True he was brilliant at product development, pushing product excellence in design and simplicity, he drove Apple’s vision with focus and without compromise, and he was extremely marketing savvy, but his combination of characteristics and strengths were quite rare – which is what made him extraordinary.
For the rest of us business owners with different strengths and weaknesses, trying to live up to his leadership heights can be counter-productive in the sense that you’re not harnessing your own leadership strengths, making allowances for your weaknesses, and being your authentic self. In fact it was Job’s authenticity to himself that made him stand out.
Authenticity is the key to leadership greatness
Jobs was famously hands-on in his company, particularly in product design and communication. So when it came time for training sales people on how to sell the new iPhone, he got hold of the text document and edited it himself in order to ensure the product positioning was right and send the right message.
Steve Jobs had an incredibly rare strength set of being a tech geek and marketing extraordinaire. For the rest of us, transitioning so seamlessly from one field to another is not easy. Sometimes responsibilities should be left to the experts.
If you’re in need of financial information, ask your accountant. If you’re embarking on a marketing campaign, let agencies do the talking. They often have the expertise and experience to do a job far better than you can.
Another legacy of Jobs is to not be hung up on labels. He hated words like branding and marketing as the label put people into selling mode instead of teaching mode, which was far more effective in getting the market to accept, use and ultimately embrace Apple’s products.

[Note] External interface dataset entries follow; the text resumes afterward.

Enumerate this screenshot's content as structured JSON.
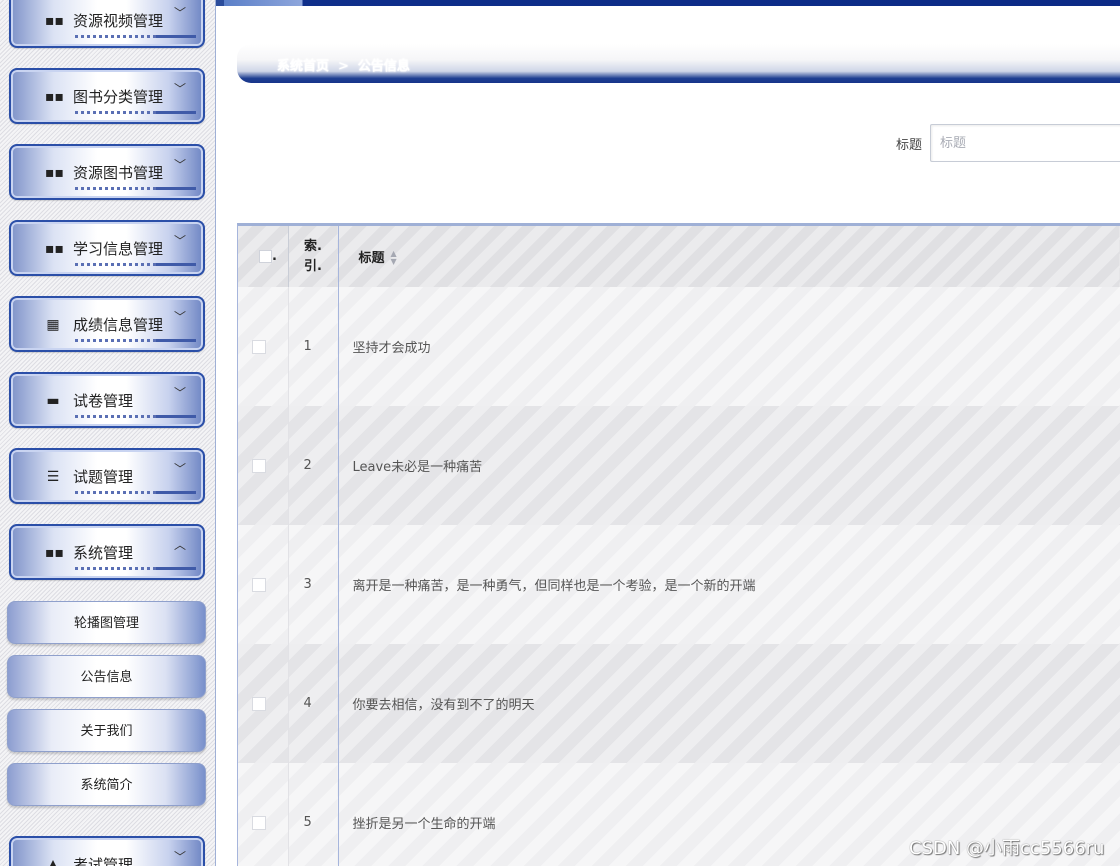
{
  "sidebar": {
    "groups": [
      {
        "label": "资源视频管理",
        "icon": "video-icon",
        "glyph": "▪▪",
        "expanded": false
      },
      {
        "label": "图书分类管理",
        "icon": "grid-icon",
        "glyph": "▪▪",
        "expanded": false
      },
      {
        "label": "资源图书管理",
        "icon": "grid-icon",
        "glyph": "▪▪",
        "expanded": false
      },
      {
        "label": "学习信息管理",
        "icon": "grid-icon",
        "glyph": "▪▪",
        "expanded": false
      },
      {
        "label": "成绩信息管理",
        "icon": "grid-9-icon",
        "glyph": "▦",
        "expanded": false
      },
      {
        "label": "试卷管理",
        "icon": "monitor-icon",
        "glyph": "▬",
        "expanded": false
      },
      {
        "label": "试题管理",
        "icon": "sliders-icon",
        "glyph": "☰",
        "expanded": false
      },
      {
        "label": "系统管理",
        "icon": "grid-icon",
        "glyph": "▪▪",
        "expanded": true
      },
      {
        "label": "考试管理",
        "icon": "exam-icon",
        "glyph": "▲",
        "expanded": false
      }
    ],
    "chevron_down": "﹀",
    "chevron_up": "︿",
    "sub_items": [
      "轮播图管理",
      "公告信息",
      "关于我们",
      "系统简介"
    ]
  },
  "breadcrumb": {
    "home": "系统首页",
    "separator": ">",
    "current": "公告信息"
  },
  "search": {
    "label": "标题",
    "placeholder": "标题"
  },
  "table": {
    "header_check_suffix": ".",
    "columns": {
      "index": "索.\n引.",
      "title": "标题"
    },
    "rows": [
      {
        "index": "1",
        "title": "坚持才会成功"
      },
      {
        "index": "2",
        "title": "Leave未必是一种痛苦"
      },
      {
        "index": "3",
        "title": "离开是一种痛苦，是一种勇气，但同样也是一个考验，是一个新的开端"
      },
      {
        "index": "4",
        "title": "你要去相信，没有到不了的明天"
      },
      {
        "index": "5",
        "title": "挫折是另一个生命的开端"
      }
    ]
  },
  "watermark": "CSDN @小雨cc5566ru",
  "colors": {
    "accent": "#2b4fa8",
    "header_dark": "#17348a"
  }
}
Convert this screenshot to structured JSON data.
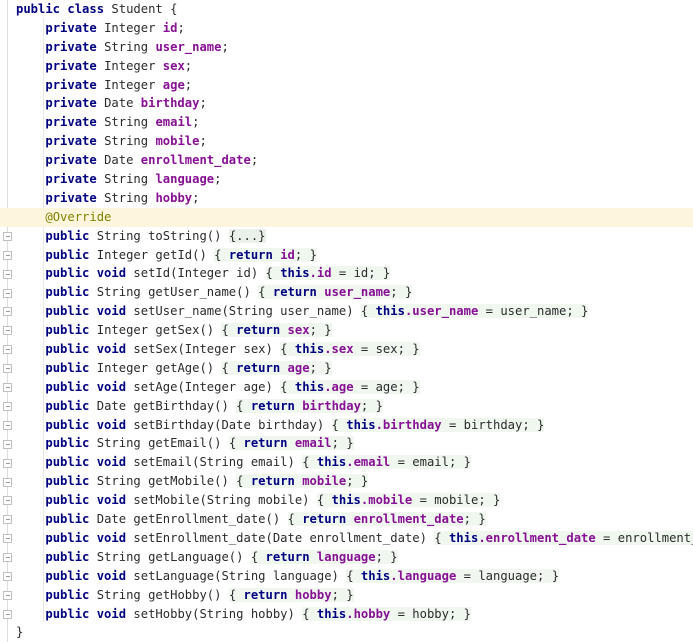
{
  "editor": {
    "language": "Java",
    "class_name": "Student",
    "colors": {
      "background": "#ffffff",
      "foreground": "#2b2b2b",
      "keyword": "#000080",
      "field": "#871094",
      "annotation": "#808000",
      "annotation_line_highlight": "#fdf6dd",
      "method_body_highlight": "#eff7ef",
      "folded_block": "#eaf1ea",
      "gutter_line": "#dcdcdc",
      "indent_guide": "#e8e8e8"
    },
    "gutter": {
      "fold_icon": "fold-collapse-icon",
      "fold_marker_count": 22
    },
    "lines": [
      {
        "indent": 0,
        "fold": false,
        "highlight": false,
        "tokens": [
          {
            "t": "kw",
            "v": "public class "
          },
          {
            "t": "typ",
            "v": "Student {"
          }
        ]
      },
      {
        "indent": 1,
        "fold": false,
        "highlight": false,
        "tokens": [
          {
            "t": "kw",
            "v": "private "
          },
          {
            "t": "typ",
            "v": "Integer "
          },
          {
            "t": "fld",
            "v": "id"
          },
          {
            "t": "pln",
            "v": ";"
          }
        ]
      },
      {
        "indent": 1,
        "fold": false,
        "highlight": false,
        "tokens": [
          {
            "t": "kw",
            "v": "private "
          },
          {
            "t": "typ",
            "v": "String "
          },
          {
            "t": "fld",
            "v": "user_name"
          },
          {
            "t": "pln",
            "v": ";"
          }
        ]
      },
      {
        "indent": 1,
        "fold": false,
        "highlight": false,
        "tokens": [
          {
            "t": "kw",
            "v": "private "
          },
          {
            "t": "typ",
            "v": "Integer "
          },
          {
            "t": "fld",
            "v": "sex"
          },
          {
            "t": "pln",
            "v": ";"
          }
        ]
      },
      {
        "indent": 1,
        "fold": false,
        "highlight": false,
        "tokens": [
          {
            "t": "kw",
            "v": "private "
          },
          {
            "t": "typ",
            "v": "Integer "
          },
          {
            "t": "fld",
            "v": "age"
          },
          {
            "t": "pln",
            "v": ";"
          }
        ]
      },
      {
        "indent": 1,
        "fold": false,
        "highlight": false,
        "tokens": [
          {
            "t": "kw",
            "v": "private "
          },
          {
            "t": "typ",
            "v": "Date "
          },
          {
            "t": "fld",
            "v": "birthday"
          },
          {
            "t": "pln",
            "v": ";"
          }
        ]
      },
      {
        "indent": 1,
        "fold": false,
        "highlight": false,
        "tokens": [
          {
            "t": "kw",
            "v": "private "
          },
          {
            "t": "typ",
            "v": "String "
          },
          {
            "t": "fld",
            "v": "email"
          },
          {
            "t": "pln",
            "v": ";"
          }
        ]
      },
      {
        "indent": 1,
        "fold": false,
        "highlight": false,
        "tokens": [
          {
            "t": "kw",
            "v": "private "
          },
          {
            "t": "typ",
            "v": "String "
          },
          {
            "t": "fld",
            "v": "mobile"
          },
          {
            "t": "pln",
            "v": ";"
          }
        ]
      },
      {
        "indent": 1,
        "fold": false,
        "highlight": false,
        "tokens": [
          {
            "t": "kw",
            "v": "private "
          },
          {
            "t": "typ",
            "v": "Date "
          },
          {
            "t": "fld",
            "v": "enrollment_date"
          },
          {
            "t": "pln",
            "v": ";"
          }
        ]
      },
      {
        "indent": 1,
        "fold": false,
        "highlight": false,
        "tokens": [
          {
            "t": "kw",
            "v": "private "
          },
          {
            "t": "typ",
            "v": "String "
          },
          {
            "t": "fld",
            "v": "language"
          },
          {
            "t": "pln",
            "v": ";"
          }
        ]
      },
      {
        "indent": 1,
        "fold": false,
        "highlight": false,
        "tokens": [
          {
            "t": "kw",
            "v": "private "
          },
          {
            "t": "typ",
            "v": "String "
          },
          {
            "t": "fld",
            "v": "hobby"
          },
          {
            "t": "pln",
            "v": ";"
          }
        ]
      },
      {
        "indent": 1,
        "fold": false,
        "highlight": true,
        "tokens": [
          {
            "t": "ann",
            "v": "@Override"
          }
        ]
      },
      {
        "indent": 1,
        "fold": true,
        "highlight": false,
        "tokens": [
          {
            "t": "kw",
            "v": "public "
          },
          {
            "t": "typ",
            "v": "String toString() "
          },
          {
            "t": "fold",
            "v": "{...}"
          }
        ]
      },
      {
        "indent": 1,
        "fold": true,
        "highlight": false,
        "tokens": [
          {
            "t": "kw",
            "v": "public "
          },
          {
            "t": "typ",
            "v": "Integer getId() "
          },
          {
            "t": "body",
            "v": "{ "
          },
          {
            "t": "kw body",
            "v": "return "
          },
          {
            "t": "fld body",
            "v": "id"
          },
          {
            "t": "body",
            "v": "; }"
          }
        ]
      },
      {
        "indent": 1,
        "fold": true,
        "highlight": false,
        "tokens": [
          {
            "t": "kw",
            "v": "public void "
          },
          {
            "t": "typ",
            "v": "setId(Integer id) "
          },
          {
            "t": "body",
            "v": "{ "
          },
          {
            "t": "kw body",
            "v": "this"
          },
          {
            "t": "fld body",
            "v": ".id"
          },
          {
            "t": "body",
            "v": " = id; }"
          }
        ]
      },
      {
        "indent": 1,
        "fold": true,
        "highlight": false,
        "tokens": [
          {
            "t": "kw",
            "v": "public "
          },
          {
            "t": "typ",
            "v": "String getUser_name() "
          },
          {
            "t": "body",
            "v": "{ "
          },
          {
            "t": "kw body",
            "v": "return "
          },
          {
            "t": "fld body",
            "v": "user_name"
          },
          {
            "t": "body",
            "v": "; }"
          }
        ]
      },
      {
        "indent": 1,
        "fold": true,
        "highlight": false,
        "tokens": [
          {
            "t": "kw",
            "v": "public void "
          },
          {
            "t": "typ",
            "v": "setUser_name(String user_name) "
          },
          {
            "t": "body",
            "v": "{ "
          },
          {
            "t": "kw body",
            "v": "this"
          },
          {
            "t": "fld body",
            "v": ".user_name"
          },
          {
            "t": "body",
            "v": " = user_name; }"
          }
        ]
      },
      {
        "indent": 1,
        "fold": true,
        "highlight": false,
        "tokens": [
          {
            "t": "kw",
            "v": "public "
          },
          {
            "t": "typ",
            "v": "Integer getSex() "
          },
          {
            "t": "body",
            "v": "{ "
          },
          {
            "t": "kw body",
            "v": "return "
          },
          {
            "t": "fld body",
            "v": "sex"
          },
          {
            "t": "body",
            "v": "; }"
          }
        ]
      },
      {
        "indent": 1,
        "fold": true,
        "highlight": false,
        "tokens": [
          {
            "t": "kw",
            "v": "public void "
          },
          {
            "t": "typ",
            "v": "setSex(Integer sex) "
          },
          {
            "t": "body",
            "v": "{ "
          },
          {
            "t": "kw body",
            "v": "this"
          },
          {
            "t": "fld body",
            "v": ".sex"
          },
          {
            "t": "body",
            "v": " = sex; }"
          }
        ]
      },
      {
        "indent": 1,
        "fold": true,
        "highlight": false,
        "tokens": [
          {
            "t": "kw",
            "v": "public "
          },
          {
            "t": "typ",
            "v": "Integer getAge() "
          },
          {
            "t": "body",
            "v": "{ "
          },
          {
            "t": "kw body",
            "v": "return "
          },
          {
            "t": "fld body",
            "v": "age"
          },
          {
            "t": "body",
            "v": "; }"
          }
        ]
      },
      {
        "indent": 1,
        "fold": true,
        "highlight": false,
        "tokens": [
          {
            "t": "kw",
            "v": "public void "
          },
          {
            "t": "typ",
            "v": "setAge(Integer age) "
          },
          {
            "t": "body",
            "v": "{ "
          },
          {
            "t": "kw body",
            "v": "this"
          },
          {
            "t": "fld body",
            "v": ".age"
          },
          {
            "t": "body",
            "v": " = age; }"
          }
        ]
      },
      {
        "indent": 1,
        "fold": true,
        "highlight": false,
        "tokens": [
          {
            "t": "kw",
            "v": "public "
          },
          {
            "t": "typ",
            "v": "Date getBirthday() "
          },
          {
            "t": "body",
            "v": "{ "
          },
          {
            "t": "kw body",
            "v": "return "
          },
          {
            "t": "fld body",
            "v": "birthday"
          },
          {
            "t": "body",
            "v": "; }"
          }
        ]
      },
      {
        "indent": 1,
        "fold": true,
        "highlight": false,
        "tokens": [
          {
            "t": "kw",
            "v": "public void "
          },
          {
            "t": "typ",
            "v": "setBirthday(Date birthday) "
          },
          {
            "t": "body",
            "v": "{ "
          },
          {
            "t": "kw body",
            "v": "this"
          },
          {
            "t": "fld body",
            "v": ".birthday"
          },
          {
            "t": "body",
            "v": " = birthday; }"
          }
        ]
      },
      {
        "indent": 1,
        "fold": true,
        "highlight": false,
        "tokens": [
          {
            "t": "kw",
            "v": "public "
          },
          {
            "t": "typ",
            "v": "String getEmail() "
          },
          {
            "t": "body",
            "v": "{ "
          },
          {
            "t": "kw body",
            "v": "return "
          },
          {
            "t": "fld body",
            "v": "email"
          },
          {
            "t": "body",
            "v": "; }"
          }
        ]
      },
      {
        "indent": 1,
        "fold": true,
        "highlight": false,
        "tokens": [
          {
            "t": "kw",
            "v": "public void "
          },
          {
            "t": "typ",
            "v": "setEmail(String email) "
          },
          {
            "t": "body",
            "v": "{ "
          },
          {
            "t": "kw body",
            "v": "this"
          },
          {
            "t": "fld body",
            "v": ".email"
          },
          {
            "t": "body",
            "v": " = email; }"
          }
        ]
      },
      {
        "indent": 1,
        "fold": true,
        "highlight": false,
        "tokens": [
          {
            "t": "kw",
            "v": "public "
          },
          {
            "t": "typ",
            "v": "String getMobile() "
          },
          {
            "t": "body",
            "v": "{ "
          },
          {
            "t": "kw body",
            "v": "return "
          },
          {
            "t": "fld body",
            "v": "mobile"
          },
          {
            "t": "body",
            "v": "; }"
          }
        ]
      },
      {
        "indent": 1,
        "fold": true,
        "highlight": false,
        "tokens": [
          {
            "t": "kw",
            "v": "public void "
          },
          {
            "t": "typ",
            "v": "setMobile(String mobile) "
          },
          {
            "t": "body",
            "v": "{ "
          },
          {
            "t": "kw body",
            "v": "this"
          },
          {
            "t": "fld body",
            "v": ".mobile"
          },
          {
            "t": "body",
            "v": " = mobile; }"
          }
        ]
      },
      {
        "indent": 1,
        "fold": true,
        "highlight": false,
        "tokens": [
          {
            "t": "kw",
            "v": "public "
          },
          {
            "t": "typ",
            "v": "Date getEnrollment_date() "
          },
          {
            "t": "body",
            "v": "{ "
          },
          {
            "t": "kw body",
            "v": "return "
          },
          {
            "t": "fld body",
            "v": "enrollment_date"
          },
          {
            "t": "body",
            "v": "; }"
          }
        ]
      },
      {
        "indent": 1,
        "fold": true,
        "highlight": false,
        "tokens": [
          {
            "t": "kw",
            "v": "public void "
          },
          {
            "t": "typ",
            "v": "setEnrollment_date(Date enrollment_date) "
          },
          {
            "t": "body",
            "v": "{ "
          },
          {
            "t": "kw body",
            "v": "this"
          },
          {
            "t": "fld body",
            "v": ".enrollment_date"
          },
          {
            "t": "body",
            "v": " = enrollment_date; }"
          }
        ]
      },
      {
        "indent": 1,
        "fold": true,
        "highlight": false,
        "tokens": [
          {
            "t": "kw",
            "v": "public "
          },
          {
            "t": "typ",
            "v": "String getLanguage() "
          },
          {
            "t": "body",
            "v": "{ "
          },
          {
            "t": "kw body",
            "v": "return "
          },
          {
            "t": "fld body",
            "v": "language"
          },
          {
            "t": "body",
            "v": "; }"
          }
        ]
      },
      {
        "indent": 1,
        "fold": true,
        "highlight": false,
        "tokens": [
          {
            "t": "kw",
            "v": "public void "
          },
          {
            "t": "typ",
            "v": "setLanguage(String language) "
          },
          {
            "t": "body",
            "v": "{ "
          },
          {
            "t": "kw body",
            "v": "this"
          },
          {
            "t": "fld body",
            "v": ".language"
          },
          {
            "t": "body",
            "v": " = language; }"
          }
        ]
      },
      {
        "indent": 1,
        "fold": true,
        "highlight": false,
        "tokens": [
          {
            "t": "kw",
            "v": "public "
          },
          {
            "t": "typ",
            "v": "String getHobby() "
          },
          {
            "t": "body",
            "v": "{ "
          },
          {
            "t": "kw body",
            "v": "return "
          },
          {
            "t": "fld body",
            "v": "hobby"
          },
          {
            "t": "body",
            "v": "; }"
          }
        ]
      },
      {
        "indent": 1,
        "fold": true,
        "highlight": false,
        "tokens": [
          {
            "t": "kw",
            "v": "public void "
          },
          {
            "t": "typ",
            "v": "setHobby(String hobby) "
          },
          {
            "t": "body",
            "v": "{ "
          },
          {
            "t": "kw body",
            "v": "this"
          },
          {
            "t": "fld body",
            "v": ".hobby"
          },
          {
            "t": "body",
            "v": " = hobby; }"
          }
        ]
      },
      {
        "indent": 0,
        "fold": false,
        "highlight": false,
        "tokens": [
          {
            "t": "typ",
            "v": "}"
          }
        ]
      }
    ]
  }
}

In this same way, because you’re labeling yourself a CEO and/or an entrepreneur doesn’t make you a leader. It makes you the boss.
What makes a great leader?
Use your own strengths to drive these traits and you’ll find yourself admired and respected as a business leader, with a healthy business to show for it too.